© 2024 WSHU
NPR News & Classical Music
Play Live Radio
Next Up:
0:00 0:00
Available On Air Stations

Long Island moves closer to a publicly owned electric utility with proposed bill

electric power lines
Chris Hunkeler

New York lawmakers are considering a bill that would create a legislative commission to convert the Long Island Power Authority (LIPA) into a fully public agency. That means LIPA would manage the regional electricity grid directly instead of contracting a utility company to service customers.

State Assemblyman Fred Thiele of Sag Harbor introduced the legislation to develop a plan for a new public utility by 2025.

“It’s been a failure,” he said of the current system, “and the people of Long Island deserve better. So public power and having a governance structure that would be accountable to the people of Long Island, we feel, is the best way to go.”

LIPA explored a fully public model when its service provider, PSEG Long Island, left 400,000 customers without power for a week following Tropical Storm Isaias last year.

“LIPA issued its analysis of business model alternatives in April,” a spokesperson said. “We welcome review and will implement the findings of the governor, Legislature and stakeholders on the model that will best deliver clean, reliable and customer-first electric service to Long Island.”

Its board of trustees will consider approving a reformed, $80 million contract with the utility company at next week’s meeting.

The new contract includes more than 100 recommended changes, including upgrading PSEG-Long Island’s outdated storm communication system. The utility company will face more penalties and new strict requirements for long-term oversight of planning, budgeting and management. LIPA also has the ability to terminate the contract early, and withhold up to $40 million each year as punishment.

If the bill passes, the legislative commission will conduct research and share its findings when the contract ends in 2025.

“This is really the process to develop that roadmap,” said Ryan Madden, sustainability coordinator with the Long Island Progressive Coalition. “LIPA has made it clear that they are not going to do this on their own and need the buy-in from the [state Legislature].”

Advocates believe a public agency would save about $1 billion over 10 years from management fees that can be used to improve services, climate-related resiliency and more programs to reduce rates for low-income residents, seniors and people with disabilities.

A native Long Islander, J.D. is WSHU's managing editor.

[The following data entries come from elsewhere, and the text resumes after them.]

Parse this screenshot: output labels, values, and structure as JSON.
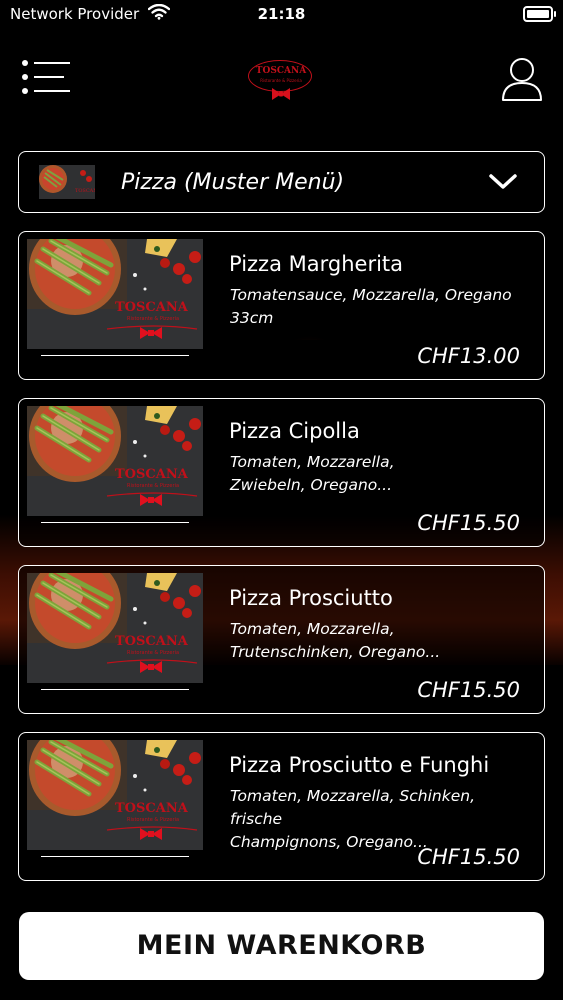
{
  "status_bar": {
    "carrier": "Network Provider",
    "time": "21:18"
  },
  "header": {
    "logo_name": "TOSCANA",
    "logo_subtitle": "Ristorante & Pizzeria",
    "menu_icon": "menu-list-icon",
    "user_icon": "user-icon"
  },
  "category": {
    "label": "Pizza (Muster Menü)",
    "icon": "chevron-down-icon"
  },
  "items": [
    {
      "title": "Pizza Margherita",
      "desc_line1": "Tomatensauce, Mozzarella, Oregano",
      "desc_line2": "33cm",
      "price": "CHF13.00"
    },
    {
      "title": "Pizza Cipolla",
      "desc_line1": "Tomaten, Mozzarella,",
      "desc_line2": "Zwiebeln, Oregano...",
      "price": "CHF15.50"
    },
    {
      "title": "Pizza Prosciutto",
      "desc_line1": "Tomaten, Mozzarella,",
      "desc_line2": "Trutenschinken, Oregano...",
      "price": "CHF15.50"
    },
    {
      "title": "Pizza Prosciutto e Funghi",
      "desc_line1": "Tomaten, Mozzarella, Schinken, frische",
      "desc_line2": "Champignons, Oregano...",
      "price": "CHF15.50"
    }
  ],
  "cart": {
    "label": "MEIN WARENKORB"
  },
  "colors": {
    "brand_red": "#c0101a",
    "background": "#000000",
    "button_bg": "#ffffff"
  }
}
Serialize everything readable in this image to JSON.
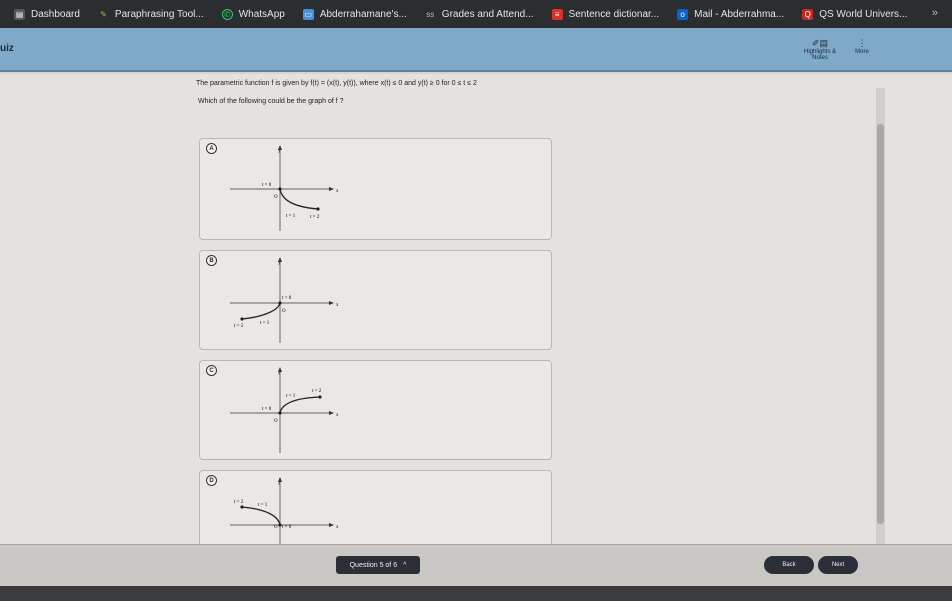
{
  "bookmarks": [
    {
      "label": "Dashboard",
      "icon": "dashboard-icon",
      "color": "#e0e0e0"
    },
    {
      "label": "Paraphrasing Tool...",
      "icon": "feather-icon",
      "color": "#8bc34a"
    },
    {
      "label": "WhatsApp",
      "icon": "whatsapp-icon",
      "color": "#25d366"
    },
    {
      "label": "Abderrahamane's...",
      "icon": "monitor-icon",
      "color": "#4a90d9"
    },
    {
      "label": "Grades and Attend...",
      "icon": "grades-icon",
      "color": "#bbbbbb"
    },
    {
      "label": "Sentence dictionar...",
      "icon": "dictionary-icon",
      "color": "#d93025"
    },
    {
      "label": "Mail - Abderrahma...",
      "icon": "outlook-icon",
      "color": "#0a64c8"
    },
    {
      "label": "QS World Univers...",
      "icon": "qs-icon",
      "color": "#c62828"
    }
  ],
  "bookmarks_more": "»",
  "header": {
    "title": "uiz",
    "highlights_label": "Highlights & Notes",
    "more_label": "More"
  },
  "question": {
    "text": "The parametric function f is given by f(t) = (x(t), y(t)), where x(t) ≤ 0 and y(t) ≥ 0 for 0 ≤ t ≤ 2",
    "prompt": "Which of the following could be the graph of f ?"
  },
  "options": [
    {
      "letter": "A",
      "labels": [
        "y",
        "x",
        "O",
        "t = 0",
        "t = 1",
        "t = 2"
      ]
    },
    {
      "letter": "B",
      "labels": [
        "y",
        "x",
        "O",
        "t = 0",
        "t = 1",
        "t = 2"
      ]
    },
    {
      "letter": "C",
      "labels": [
        "y",
        "x",
        "O",
        "t = 0",
        "t = 1",
        "t = 2"
      ]
    },
    {
      "letter": "D",
      "labels": [
        "y",
        "x",
        "O",
        "t = 0",
        "t = 1",
        "t = 2"
      ]
    }
  ],
  "footer": {
    "question_nav": "Question 5 of 6",
    "back_label": "Back",
    "next_label": "Next"
  }
}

He also hosts the climate podcast Higher Ground. J.D. reports for public radio stations across the Northeast, is a journalism educator and proud SPJ member.